"Have you ever started reading a book which draws you in within the first few sentences and leaves you unable to put it down until the very last word and then, because it amazed and moved you more than anything you can remember, you immediately read it again? . . . Create Dangerously, is one of those books. . . . Danticat is that rare writer who can make you smile as your soul aches. Although Create Dangerously is not an easy book to read it is disturbing and particularly controversial in places it is, nonetheless, a consistently passionate, deeply thought-provoking and highly important book which should be read, reread and then passed on to new hands."---Josh Rosner, Canberra Times
"Danticat's voice offers a plaintive, entreating call for recognition of the suffering of so many in the world, and of their irrepressible desire to make life more meaningful by embracing art despite it all, no matter the cost."---Kerri Shadid,
"Throughout Create Dangerously, Ms. Danticat catalogs through personal narratives many of the dilemmas that immigrant writers face: readers and critics who question the 'veracity' of the stories; the accompanying guilt from the accusation of being a 'parasite, ' and my personal favorite, the 'intrusion' into the lives of family and friends."-- "Geoffrey Philp blog"
"Danticat's essays and her memoir are highly finessed and subtle.
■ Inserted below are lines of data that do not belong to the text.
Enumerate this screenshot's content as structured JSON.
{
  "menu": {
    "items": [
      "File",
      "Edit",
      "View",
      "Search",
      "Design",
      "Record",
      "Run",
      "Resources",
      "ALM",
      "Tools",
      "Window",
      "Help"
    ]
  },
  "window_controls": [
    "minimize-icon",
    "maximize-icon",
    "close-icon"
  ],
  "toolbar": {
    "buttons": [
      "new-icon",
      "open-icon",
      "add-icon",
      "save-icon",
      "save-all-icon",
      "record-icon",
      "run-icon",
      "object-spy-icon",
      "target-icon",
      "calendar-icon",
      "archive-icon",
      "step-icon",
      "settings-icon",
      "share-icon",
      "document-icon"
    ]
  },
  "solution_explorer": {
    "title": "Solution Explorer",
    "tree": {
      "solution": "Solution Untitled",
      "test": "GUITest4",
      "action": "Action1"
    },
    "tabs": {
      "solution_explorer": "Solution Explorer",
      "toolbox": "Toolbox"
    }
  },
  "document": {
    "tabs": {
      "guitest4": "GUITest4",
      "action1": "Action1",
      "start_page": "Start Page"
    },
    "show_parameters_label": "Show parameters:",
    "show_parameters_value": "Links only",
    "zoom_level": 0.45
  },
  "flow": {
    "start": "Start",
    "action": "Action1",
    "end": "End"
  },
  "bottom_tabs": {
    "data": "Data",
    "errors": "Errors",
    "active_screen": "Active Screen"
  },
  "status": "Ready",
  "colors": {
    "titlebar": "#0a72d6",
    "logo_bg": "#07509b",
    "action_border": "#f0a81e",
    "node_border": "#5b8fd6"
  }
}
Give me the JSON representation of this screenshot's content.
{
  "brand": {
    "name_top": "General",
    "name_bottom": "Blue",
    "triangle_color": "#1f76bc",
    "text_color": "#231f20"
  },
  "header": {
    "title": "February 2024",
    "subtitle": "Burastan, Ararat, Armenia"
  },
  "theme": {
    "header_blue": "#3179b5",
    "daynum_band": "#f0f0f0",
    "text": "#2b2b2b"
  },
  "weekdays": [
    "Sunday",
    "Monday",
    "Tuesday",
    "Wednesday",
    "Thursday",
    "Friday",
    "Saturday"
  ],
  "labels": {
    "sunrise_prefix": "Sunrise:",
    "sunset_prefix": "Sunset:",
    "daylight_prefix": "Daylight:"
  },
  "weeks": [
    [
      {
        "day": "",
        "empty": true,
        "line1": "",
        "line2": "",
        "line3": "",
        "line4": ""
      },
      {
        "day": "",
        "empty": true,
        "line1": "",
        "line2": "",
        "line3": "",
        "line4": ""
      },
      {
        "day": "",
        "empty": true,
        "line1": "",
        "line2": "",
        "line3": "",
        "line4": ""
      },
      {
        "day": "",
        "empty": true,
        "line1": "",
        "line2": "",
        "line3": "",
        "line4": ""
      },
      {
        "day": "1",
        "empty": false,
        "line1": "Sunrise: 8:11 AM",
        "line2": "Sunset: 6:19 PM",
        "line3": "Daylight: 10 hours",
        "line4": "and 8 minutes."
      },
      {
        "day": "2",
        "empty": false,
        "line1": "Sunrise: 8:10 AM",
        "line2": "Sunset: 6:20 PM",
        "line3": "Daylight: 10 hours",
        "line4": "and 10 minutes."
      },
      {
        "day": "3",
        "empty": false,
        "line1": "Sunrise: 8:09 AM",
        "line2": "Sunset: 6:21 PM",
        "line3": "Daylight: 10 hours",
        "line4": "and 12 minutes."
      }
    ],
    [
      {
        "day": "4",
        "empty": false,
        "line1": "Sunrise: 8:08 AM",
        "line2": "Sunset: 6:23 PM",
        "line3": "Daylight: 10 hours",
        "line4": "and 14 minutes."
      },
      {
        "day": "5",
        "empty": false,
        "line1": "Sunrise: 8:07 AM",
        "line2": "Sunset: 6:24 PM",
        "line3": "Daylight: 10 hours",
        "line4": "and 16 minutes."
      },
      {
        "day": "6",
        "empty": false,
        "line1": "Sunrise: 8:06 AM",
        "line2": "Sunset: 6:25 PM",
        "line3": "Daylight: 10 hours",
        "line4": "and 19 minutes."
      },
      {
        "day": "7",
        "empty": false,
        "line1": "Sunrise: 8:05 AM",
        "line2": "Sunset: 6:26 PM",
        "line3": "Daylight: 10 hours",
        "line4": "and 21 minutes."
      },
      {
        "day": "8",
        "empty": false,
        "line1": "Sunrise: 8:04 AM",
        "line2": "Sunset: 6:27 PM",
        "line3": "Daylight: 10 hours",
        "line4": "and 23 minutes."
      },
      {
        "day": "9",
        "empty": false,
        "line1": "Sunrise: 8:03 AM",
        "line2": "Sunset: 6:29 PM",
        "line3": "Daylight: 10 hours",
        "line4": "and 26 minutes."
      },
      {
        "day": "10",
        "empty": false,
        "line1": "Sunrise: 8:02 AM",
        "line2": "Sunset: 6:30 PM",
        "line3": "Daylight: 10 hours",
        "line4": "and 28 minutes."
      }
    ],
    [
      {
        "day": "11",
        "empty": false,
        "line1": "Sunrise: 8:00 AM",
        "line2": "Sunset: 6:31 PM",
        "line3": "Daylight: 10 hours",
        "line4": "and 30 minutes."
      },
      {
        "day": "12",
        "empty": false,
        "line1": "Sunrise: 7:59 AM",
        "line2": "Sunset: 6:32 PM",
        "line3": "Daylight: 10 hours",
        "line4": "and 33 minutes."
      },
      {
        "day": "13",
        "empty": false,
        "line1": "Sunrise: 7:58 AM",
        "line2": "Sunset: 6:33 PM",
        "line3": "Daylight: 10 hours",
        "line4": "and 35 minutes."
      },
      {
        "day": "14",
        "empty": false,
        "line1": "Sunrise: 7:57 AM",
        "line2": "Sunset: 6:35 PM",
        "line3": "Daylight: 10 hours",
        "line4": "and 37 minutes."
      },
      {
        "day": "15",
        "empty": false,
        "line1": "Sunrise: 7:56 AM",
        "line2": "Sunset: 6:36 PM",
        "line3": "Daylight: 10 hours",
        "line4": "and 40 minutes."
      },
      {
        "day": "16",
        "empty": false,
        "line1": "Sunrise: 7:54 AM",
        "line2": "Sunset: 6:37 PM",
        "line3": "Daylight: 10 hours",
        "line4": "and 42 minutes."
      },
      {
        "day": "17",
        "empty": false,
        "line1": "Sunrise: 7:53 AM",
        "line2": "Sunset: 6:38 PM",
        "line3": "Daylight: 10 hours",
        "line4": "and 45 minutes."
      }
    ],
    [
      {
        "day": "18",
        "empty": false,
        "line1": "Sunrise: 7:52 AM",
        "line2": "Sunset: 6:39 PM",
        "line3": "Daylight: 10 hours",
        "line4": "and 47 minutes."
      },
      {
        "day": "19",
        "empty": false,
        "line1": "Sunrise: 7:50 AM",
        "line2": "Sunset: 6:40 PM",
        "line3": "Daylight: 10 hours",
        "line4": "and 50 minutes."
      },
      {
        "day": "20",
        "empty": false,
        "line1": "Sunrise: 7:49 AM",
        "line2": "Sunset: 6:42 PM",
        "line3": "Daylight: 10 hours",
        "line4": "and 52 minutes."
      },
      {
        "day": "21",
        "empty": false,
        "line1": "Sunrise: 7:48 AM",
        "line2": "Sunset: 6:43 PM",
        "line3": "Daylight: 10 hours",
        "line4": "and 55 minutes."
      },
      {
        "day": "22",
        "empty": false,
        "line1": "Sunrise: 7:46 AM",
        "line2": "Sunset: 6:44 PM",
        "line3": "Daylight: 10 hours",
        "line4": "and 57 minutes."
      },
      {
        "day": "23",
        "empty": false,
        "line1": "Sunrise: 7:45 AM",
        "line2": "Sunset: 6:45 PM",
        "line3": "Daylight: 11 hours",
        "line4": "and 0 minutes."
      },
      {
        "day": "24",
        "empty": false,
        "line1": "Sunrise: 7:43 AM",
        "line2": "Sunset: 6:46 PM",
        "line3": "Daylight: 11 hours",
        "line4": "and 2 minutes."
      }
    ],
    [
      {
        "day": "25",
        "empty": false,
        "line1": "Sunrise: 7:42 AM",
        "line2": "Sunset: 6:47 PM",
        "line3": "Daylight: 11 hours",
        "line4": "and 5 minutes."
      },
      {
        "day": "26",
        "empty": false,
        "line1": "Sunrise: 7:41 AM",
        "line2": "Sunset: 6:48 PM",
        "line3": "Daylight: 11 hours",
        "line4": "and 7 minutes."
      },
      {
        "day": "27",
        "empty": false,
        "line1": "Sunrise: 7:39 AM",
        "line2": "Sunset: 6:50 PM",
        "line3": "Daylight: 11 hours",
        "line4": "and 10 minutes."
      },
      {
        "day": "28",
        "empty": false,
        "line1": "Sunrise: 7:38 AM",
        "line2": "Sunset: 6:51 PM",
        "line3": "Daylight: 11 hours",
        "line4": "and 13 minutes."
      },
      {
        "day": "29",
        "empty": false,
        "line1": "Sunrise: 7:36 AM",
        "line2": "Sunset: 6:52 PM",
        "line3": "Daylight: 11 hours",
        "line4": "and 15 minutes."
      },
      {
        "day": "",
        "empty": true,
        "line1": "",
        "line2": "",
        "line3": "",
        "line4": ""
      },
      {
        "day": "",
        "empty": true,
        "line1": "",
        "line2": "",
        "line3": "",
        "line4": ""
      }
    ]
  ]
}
She breaches the vertiginous fault lines between the real and the surreal, between writing and archeiropoietos, between lòt bò dlo, and anba dlo. . . . [Create Dangerously] asks us to consider art and literature as vehicles for authenticity and self-expression, however dangerous that might be. This achievement is effortless and utterly compelling, with not one syllable or sentiment below guapa."---Michelle Cahill, Mascara Literary Review
"That Danticat engages and re-engages [the] complicated, important, and perennial questions of living and creating is one of the many reasons to read this book."---Danielle Georges, Women's Review of Books